Restate word for word the span that opens with the line containing "Read all visible content and emit it as JSON." and closes with the final line of the data; give only those lines.

[Records to process]

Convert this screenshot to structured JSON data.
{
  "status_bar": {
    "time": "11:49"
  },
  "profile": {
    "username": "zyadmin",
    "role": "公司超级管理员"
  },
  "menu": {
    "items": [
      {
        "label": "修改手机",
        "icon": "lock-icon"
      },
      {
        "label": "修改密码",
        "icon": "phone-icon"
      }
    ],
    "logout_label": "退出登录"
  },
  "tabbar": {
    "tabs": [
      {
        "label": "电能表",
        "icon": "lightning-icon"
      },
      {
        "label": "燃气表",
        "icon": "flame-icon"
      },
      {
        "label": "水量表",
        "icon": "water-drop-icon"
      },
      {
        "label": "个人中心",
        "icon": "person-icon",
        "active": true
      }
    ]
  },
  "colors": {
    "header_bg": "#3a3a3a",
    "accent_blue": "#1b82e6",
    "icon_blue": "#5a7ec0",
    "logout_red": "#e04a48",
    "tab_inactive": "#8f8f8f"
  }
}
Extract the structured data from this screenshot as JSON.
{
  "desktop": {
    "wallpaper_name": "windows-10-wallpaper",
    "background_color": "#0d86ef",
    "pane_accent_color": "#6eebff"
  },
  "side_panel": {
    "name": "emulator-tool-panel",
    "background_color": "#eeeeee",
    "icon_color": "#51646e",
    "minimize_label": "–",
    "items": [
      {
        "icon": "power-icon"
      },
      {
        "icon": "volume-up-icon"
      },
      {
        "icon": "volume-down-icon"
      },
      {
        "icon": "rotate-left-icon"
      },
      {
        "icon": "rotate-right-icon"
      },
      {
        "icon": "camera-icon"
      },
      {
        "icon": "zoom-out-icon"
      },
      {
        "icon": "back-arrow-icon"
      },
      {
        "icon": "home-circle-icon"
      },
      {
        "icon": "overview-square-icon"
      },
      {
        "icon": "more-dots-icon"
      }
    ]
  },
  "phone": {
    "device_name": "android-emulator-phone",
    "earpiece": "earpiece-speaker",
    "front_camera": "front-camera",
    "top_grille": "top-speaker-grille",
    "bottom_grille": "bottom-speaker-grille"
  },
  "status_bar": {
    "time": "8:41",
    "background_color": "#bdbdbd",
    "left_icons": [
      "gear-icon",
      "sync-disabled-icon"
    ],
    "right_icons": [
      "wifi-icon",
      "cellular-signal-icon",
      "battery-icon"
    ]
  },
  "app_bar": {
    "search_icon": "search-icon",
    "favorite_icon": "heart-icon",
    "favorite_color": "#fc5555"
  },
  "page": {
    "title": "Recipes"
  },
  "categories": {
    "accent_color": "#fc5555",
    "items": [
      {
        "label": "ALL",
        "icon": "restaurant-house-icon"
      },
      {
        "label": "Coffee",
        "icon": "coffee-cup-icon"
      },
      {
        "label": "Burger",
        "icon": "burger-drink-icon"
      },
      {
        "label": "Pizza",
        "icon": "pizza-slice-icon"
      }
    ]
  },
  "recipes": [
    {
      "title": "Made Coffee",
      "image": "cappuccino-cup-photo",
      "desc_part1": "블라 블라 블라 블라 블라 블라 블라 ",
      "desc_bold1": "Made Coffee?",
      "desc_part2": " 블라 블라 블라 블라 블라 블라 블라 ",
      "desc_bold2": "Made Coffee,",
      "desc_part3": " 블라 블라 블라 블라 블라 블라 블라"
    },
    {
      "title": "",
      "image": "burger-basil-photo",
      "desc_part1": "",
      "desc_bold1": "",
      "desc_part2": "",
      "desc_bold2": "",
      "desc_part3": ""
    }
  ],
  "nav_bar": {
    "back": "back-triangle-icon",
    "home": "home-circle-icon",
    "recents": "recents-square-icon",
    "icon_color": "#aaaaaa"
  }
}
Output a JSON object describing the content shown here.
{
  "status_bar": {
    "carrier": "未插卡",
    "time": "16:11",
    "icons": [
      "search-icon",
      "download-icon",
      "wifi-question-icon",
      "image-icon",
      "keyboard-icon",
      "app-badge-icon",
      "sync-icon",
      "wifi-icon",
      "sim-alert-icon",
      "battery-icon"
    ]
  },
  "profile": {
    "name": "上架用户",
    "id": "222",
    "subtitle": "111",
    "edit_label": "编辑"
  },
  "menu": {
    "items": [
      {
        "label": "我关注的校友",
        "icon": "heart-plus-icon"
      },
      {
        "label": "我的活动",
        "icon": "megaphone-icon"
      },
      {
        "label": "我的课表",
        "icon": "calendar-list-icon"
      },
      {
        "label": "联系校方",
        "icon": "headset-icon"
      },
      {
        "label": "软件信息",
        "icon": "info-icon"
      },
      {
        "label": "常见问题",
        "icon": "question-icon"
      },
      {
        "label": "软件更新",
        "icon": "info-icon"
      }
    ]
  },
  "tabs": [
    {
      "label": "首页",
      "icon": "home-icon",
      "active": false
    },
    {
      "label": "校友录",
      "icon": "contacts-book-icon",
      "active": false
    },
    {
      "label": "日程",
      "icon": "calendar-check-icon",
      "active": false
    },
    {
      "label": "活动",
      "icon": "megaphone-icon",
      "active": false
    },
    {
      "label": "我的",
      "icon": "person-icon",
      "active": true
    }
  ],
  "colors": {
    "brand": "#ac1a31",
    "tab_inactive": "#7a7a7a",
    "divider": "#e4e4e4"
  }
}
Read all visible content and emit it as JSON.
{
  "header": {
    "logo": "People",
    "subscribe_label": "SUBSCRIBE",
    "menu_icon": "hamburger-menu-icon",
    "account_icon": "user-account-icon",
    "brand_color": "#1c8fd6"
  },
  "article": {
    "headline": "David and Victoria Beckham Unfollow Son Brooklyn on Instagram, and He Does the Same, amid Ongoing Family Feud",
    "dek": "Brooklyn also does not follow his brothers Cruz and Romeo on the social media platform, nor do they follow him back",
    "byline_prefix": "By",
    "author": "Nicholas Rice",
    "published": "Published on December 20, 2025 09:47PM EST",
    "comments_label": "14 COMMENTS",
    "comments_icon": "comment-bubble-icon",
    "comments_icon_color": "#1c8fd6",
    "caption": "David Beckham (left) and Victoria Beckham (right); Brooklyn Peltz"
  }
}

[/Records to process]

_Solution to this problem_:
Read all visible content and emit it as JSON.
{
  "header": {
    "logo": "People",
    "subscribe_label": "SUBSCRIBE",
    "menu_icon": "hamburger-menu-icon",
    "account_icon": "user-account-icon",
    "brand_color": "#1c8fd6"
  },
  "article": {
    "headline": "David and Victoria Beckham Unfollow Son Brooklyn on Instagram, and He Does the Same, amid Ongoing Family Feud",
    "dek": "Brooklyn also does not follow his brothers Cruz and Romeo on the social media platform, nor do they follow him back",
    "byline_prefix": "By",
    "author": "Nicholas Rice",
    "published": "Published on December 20, 2025 09:47PM EST",
    "comments_label": "14 COMMENTS",
    "comments_icon": "comment-bubble-icon",
    "comments_icon_color": "#1c8fd6",
    "caption": "David Beckham (left) and Victoria Beckham (right); Brooklyn Peltz"
  }
}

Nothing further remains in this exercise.